It has a rather unique concept, where the main star is the mozzarella cheese. There are many mozzarella varieties (from bocconcini to smoked mozzarella), served with various options such as grilled vegetables, typical Italian sausages, risottos or pastas.
There is no fried food on the menu of this vegetarian-friendly restaurant.
There is no lunch menu, but there are options such as the mozzarella tasting (€19).
A full meal with dessert (you must try the Port wine tiramisu) costs around €25/€30.
How to get there: The subway and train station São Bento is 10min walking distance.
by Gail At Large
Restaurante Universal is on my list of the best restaurants in Porto for traditional “pratos do dia” for under €5/person. Granted, plenty of similarly-priced restaurants still exist in the city, but the quality varies.
At Universal, the service and dishes consistently punch above their price class and portions are generous. You won’t leave hungry! It would take some serious, dedicated eating to spend more than €7, total. Typical plates are €3.50-4.50 and include bread. Their pots of tomato rice and slow-roasted meats are total comfort food, but get there before 13h or you’ll have to wait for a table.
Soups are usually €1, drinks and desserts €1-3, but I doubt you’ll have room.
How to get there: subway station Carolina Michaelis is 5 minutes walking distance and Lapa about 7 minutes.
Shiko, Tasca Japonesa
by Sisterhood of Foodies
Shiko was the first Japanese tavern to open in the city by the hands of the chef Ruy Leão, an expert in Japanese gastronomy.

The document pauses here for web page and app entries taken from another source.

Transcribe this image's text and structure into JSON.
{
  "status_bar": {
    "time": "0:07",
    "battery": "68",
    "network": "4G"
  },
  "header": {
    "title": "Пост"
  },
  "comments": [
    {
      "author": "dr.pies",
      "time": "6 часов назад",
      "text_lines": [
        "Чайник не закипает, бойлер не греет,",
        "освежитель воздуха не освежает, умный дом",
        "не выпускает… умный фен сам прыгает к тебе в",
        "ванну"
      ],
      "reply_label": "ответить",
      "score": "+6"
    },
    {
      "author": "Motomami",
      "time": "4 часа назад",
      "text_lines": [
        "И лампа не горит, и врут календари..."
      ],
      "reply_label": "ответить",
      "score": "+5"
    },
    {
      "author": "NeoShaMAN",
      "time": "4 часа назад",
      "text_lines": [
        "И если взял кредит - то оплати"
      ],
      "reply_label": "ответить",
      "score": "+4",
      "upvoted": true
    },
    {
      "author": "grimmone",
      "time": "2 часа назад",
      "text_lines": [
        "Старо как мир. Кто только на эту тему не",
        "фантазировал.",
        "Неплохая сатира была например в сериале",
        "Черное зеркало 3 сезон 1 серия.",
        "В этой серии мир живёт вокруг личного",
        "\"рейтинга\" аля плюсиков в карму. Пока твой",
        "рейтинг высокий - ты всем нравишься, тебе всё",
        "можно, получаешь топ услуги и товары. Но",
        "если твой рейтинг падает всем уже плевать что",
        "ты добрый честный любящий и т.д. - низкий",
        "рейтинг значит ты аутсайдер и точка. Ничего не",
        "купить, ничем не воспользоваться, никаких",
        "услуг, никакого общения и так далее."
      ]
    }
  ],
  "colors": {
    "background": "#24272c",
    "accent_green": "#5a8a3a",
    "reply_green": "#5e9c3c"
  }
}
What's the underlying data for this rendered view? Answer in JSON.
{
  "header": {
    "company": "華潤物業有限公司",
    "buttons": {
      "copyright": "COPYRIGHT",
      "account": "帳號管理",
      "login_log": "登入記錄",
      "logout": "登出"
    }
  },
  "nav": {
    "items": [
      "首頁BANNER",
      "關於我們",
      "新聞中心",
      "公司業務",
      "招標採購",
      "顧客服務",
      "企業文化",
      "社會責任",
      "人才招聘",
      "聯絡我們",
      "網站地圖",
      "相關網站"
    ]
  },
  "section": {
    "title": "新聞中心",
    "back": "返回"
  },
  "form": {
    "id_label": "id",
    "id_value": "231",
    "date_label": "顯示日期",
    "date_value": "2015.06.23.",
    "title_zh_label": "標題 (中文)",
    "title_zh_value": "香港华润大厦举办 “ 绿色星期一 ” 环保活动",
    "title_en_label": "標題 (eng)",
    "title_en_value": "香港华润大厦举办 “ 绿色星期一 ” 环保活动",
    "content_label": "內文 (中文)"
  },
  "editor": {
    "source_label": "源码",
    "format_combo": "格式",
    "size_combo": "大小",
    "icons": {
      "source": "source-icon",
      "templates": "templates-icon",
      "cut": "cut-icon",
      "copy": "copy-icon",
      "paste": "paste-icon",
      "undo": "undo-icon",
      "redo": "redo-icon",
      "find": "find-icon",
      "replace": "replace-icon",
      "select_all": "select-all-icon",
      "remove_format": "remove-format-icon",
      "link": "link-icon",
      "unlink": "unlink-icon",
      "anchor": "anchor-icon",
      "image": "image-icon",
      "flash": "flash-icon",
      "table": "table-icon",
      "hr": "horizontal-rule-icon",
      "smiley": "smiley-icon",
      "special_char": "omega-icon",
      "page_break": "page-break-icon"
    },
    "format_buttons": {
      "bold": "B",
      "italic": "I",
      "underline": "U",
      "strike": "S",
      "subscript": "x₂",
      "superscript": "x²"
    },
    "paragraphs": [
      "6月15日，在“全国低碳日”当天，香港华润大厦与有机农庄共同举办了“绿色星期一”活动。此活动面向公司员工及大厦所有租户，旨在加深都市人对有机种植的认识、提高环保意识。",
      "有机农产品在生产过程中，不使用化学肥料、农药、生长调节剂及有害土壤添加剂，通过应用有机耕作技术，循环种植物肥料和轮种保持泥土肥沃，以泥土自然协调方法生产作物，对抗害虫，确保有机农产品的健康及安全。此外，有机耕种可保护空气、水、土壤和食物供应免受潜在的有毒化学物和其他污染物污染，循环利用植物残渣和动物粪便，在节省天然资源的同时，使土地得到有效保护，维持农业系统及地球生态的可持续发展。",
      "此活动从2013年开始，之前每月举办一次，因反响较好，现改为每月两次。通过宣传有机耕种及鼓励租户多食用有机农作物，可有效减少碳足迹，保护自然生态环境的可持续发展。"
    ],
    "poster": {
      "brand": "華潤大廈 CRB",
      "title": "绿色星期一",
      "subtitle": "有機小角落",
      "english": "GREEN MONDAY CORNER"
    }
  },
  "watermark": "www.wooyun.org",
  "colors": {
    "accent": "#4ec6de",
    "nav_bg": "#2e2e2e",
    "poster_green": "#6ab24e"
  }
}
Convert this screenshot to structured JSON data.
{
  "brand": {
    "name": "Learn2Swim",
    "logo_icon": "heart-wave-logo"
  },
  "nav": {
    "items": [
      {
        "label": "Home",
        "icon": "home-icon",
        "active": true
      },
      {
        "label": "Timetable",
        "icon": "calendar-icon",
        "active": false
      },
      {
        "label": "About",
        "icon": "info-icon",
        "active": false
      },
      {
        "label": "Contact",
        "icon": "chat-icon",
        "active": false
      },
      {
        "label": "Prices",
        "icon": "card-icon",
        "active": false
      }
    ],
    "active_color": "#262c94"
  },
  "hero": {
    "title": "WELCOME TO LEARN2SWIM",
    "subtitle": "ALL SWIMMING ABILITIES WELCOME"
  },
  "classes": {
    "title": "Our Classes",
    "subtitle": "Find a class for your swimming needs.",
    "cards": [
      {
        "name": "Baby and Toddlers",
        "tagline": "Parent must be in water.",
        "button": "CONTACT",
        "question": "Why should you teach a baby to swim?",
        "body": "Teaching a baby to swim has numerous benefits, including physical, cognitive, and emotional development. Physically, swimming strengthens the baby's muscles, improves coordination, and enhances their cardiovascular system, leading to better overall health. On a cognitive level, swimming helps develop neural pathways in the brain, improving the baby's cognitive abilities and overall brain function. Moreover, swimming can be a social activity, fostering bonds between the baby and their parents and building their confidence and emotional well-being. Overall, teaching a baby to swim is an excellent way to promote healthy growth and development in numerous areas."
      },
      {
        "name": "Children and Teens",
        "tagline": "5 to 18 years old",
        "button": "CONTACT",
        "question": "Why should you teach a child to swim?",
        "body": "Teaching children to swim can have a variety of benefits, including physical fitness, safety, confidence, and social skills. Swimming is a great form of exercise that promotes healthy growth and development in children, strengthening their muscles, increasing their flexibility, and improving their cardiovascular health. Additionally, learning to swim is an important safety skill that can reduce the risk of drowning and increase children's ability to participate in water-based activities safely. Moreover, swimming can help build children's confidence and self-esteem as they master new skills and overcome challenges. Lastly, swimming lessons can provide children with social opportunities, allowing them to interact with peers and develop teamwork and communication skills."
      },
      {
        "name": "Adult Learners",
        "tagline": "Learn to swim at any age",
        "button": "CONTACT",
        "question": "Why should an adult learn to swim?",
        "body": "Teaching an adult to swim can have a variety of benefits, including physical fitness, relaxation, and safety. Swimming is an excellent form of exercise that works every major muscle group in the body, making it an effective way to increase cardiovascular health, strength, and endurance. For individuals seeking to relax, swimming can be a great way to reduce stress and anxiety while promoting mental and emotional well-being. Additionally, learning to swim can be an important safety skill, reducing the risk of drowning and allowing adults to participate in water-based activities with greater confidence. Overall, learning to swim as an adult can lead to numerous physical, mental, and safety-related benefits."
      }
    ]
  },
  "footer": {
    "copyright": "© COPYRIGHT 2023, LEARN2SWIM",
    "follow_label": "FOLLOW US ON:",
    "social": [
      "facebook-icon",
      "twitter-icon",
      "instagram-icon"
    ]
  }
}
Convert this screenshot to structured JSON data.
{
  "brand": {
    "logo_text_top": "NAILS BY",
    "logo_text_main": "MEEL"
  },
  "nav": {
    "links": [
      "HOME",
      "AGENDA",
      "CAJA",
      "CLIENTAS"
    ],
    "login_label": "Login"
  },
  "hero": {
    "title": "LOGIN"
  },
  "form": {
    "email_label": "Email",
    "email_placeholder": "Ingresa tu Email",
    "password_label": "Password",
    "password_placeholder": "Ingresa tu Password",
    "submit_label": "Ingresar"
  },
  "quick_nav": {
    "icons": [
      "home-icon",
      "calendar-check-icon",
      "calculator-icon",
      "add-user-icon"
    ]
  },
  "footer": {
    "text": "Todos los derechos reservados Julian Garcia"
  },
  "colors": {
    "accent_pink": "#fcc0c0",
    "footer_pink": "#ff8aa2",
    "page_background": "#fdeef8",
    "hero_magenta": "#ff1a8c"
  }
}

Here, the flavours are amazing, which is why Shiko, in our opinion, deserves the recognition as one of the best restaurants in Porto.
The menu focus on Japanese snacks such as okonomiyaki (typical Japanese pancakes stuffed with seafood and bacon, onion, ginger, nori seaweed, egg yolk and Japanese mayonnaise); marinated mackerel and the famous salmon tataki.
This restaurant has 20 seats, so make sure to book your table. The average price is €30/person, but lunch menus are available ranging from €10 to €21.
How to get there: both the Guindais’ funicular and the famous São Bento station are 10min walking distance.
by Amass. Cook.
Terminal 4450 is surely one of the best restaurants in Porto and is located out of the tourist route, inside the maritime port of Leixões.
Those who go to Terminal 4450, go for the meat: the beef ribeye makes the restaurant’s fame.
This great piece of meat weighs around 1 kg, is seasoned to perfection and accompanied by a choice of 3 worthy side dishes, such as onion rings, grilled portobello mushrooms, and esparregado. For 38€, the fest is enough for 3 people, or even 4, if shy with meat.
The menu extends to other cuts such as the T-bone, tenderloin, or Black Angus, and it has a kid’s menu.
A lunch menu consisting of couvert, soup, main, drink and coffee is available for 10€. The list of beverages gathers a selection of Douro classics, craft beers and colourful sangrias.
How to get there: A 10-15 minute walk from the Mercado de Matosinhos subway station.